“The surface is where most of the action is.”
--James Gibson, The Ecological Approach to Visual Perception
The recent turn toward “surface reading” asks us to consider: just what is a surface? What kinds of actions happen there? This panel seeks papers that dwell at the surface of early modern English literature, attending to the ways that early modern surfaces (re)animate evolving dialogues on surface reading practices, materiality, and the limits of critique. What is the relationship between surface and depth? Can we interpret or read a surface? How do early modern surfaces resist or encourage interpretation? How can attending specifically to the surface complicate evolving scholarly conversations on early modern bodies, objects, and texts?
Hidden in plain sight, surfaces can be transparent, opaque, pigmented, illuminated, protective, smooth, rough. Particular surfaces have characteristic shapes, textures, and conceptual affordances. They are places of encounter and exchange. Surfaces touch, stick to, glide past, one another. When surfaces meet, they become sites of cultural contact and conflict, conversation and conversion, refusal and resistance.

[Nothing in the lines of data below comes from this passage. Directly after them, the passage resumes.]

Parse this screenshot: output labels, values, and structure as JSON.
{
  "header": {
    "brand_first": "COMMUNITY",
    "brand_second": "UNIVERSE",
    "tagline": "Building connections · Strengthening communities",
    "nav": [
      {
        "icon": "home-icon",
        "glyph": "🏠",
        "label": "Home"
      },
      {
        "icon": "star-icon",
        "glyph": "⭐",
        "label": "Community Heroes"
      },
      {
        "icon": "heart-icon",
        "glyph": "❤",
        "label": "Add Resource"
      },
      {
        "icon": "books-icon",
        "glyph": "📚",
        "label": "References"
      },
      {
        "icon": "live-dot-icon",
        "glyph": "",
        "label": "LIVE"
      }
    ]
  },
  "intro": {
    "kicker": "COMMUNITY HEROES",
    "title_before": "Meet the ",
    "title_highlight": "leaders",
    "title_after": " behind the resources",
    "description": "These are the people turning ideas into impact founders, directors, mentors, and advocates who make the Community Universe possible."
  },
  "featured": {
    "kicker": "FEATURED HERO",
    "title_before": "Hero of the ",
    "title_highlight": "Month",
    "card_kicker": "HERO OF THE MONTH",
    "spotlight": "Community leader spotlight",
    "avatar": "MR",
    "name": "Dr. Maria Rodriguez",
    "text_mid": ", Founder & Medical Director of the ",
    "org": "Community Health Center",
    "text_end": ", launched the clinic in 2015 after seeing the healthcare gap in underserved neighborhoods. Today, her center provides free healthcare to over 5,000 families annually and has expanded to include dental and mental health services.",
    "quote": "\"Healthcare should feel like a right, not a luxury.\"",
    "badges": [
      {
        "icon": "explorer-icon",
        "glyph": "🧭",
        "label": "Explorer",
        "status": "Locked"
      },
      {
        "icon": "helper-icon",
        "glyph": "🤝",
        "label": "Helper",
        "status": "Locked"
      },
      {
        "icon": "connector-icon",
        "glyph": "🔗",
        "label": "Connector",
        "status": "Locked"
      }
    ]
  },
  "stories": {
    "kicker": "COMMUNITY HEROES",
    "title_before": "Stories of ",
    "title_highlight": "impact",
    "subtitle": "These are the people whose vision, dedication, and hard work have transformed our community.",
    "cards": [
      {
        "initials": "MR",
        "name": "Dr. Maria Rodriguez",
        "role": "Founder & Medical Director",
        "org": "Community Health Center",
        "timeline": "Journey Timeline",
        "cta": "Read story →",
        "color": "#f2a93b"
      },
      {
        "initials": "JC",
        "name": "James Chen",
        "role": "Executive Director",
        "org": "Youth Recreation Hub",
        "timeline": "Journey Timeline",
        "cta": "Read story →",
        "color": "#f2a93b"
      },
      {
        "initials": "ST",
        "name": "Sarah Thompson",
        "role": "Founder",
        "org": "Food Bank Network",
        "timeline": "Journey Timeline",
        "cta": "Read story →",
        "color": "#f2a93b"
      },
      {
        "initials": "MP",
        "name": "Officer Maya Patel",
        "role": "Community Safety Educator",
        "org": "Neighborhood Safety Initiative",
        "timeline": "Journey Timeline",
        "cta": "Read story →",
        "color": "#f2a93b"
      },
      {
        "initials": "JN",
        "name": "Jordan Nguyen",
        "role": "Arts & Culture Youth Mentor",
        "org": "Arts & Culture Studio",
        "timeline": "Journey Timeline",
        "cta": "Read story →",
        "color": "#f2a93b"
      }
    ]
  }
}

Papers might address the surfaces of earth and sea; textiles; architecture; reflective, decorative or invisible surfaces; cosmetics; skin—human, animal, sweaty, burned, of the living and the dead, gendered, aging, raced; or the page itself. Conceptual approaches to the idea of “surface” are also welcome.
We invite thoughtfully superficial readings of early modern prose, poetry, and drama, drawing on a wide variety of critical approaches, including material culture studies, book history, and theories of race, gender and sexuality. This panel will be part of the 51st Annual Convention of the Northeast Modern Language Association which will be held March 5-8, 2020, in Boston, Massachusetts.
Please submit abstract proposals of no more than 300 words by September 30, 2019, using the NeMLA link: https://www.cfplist.com/nemla/Home/login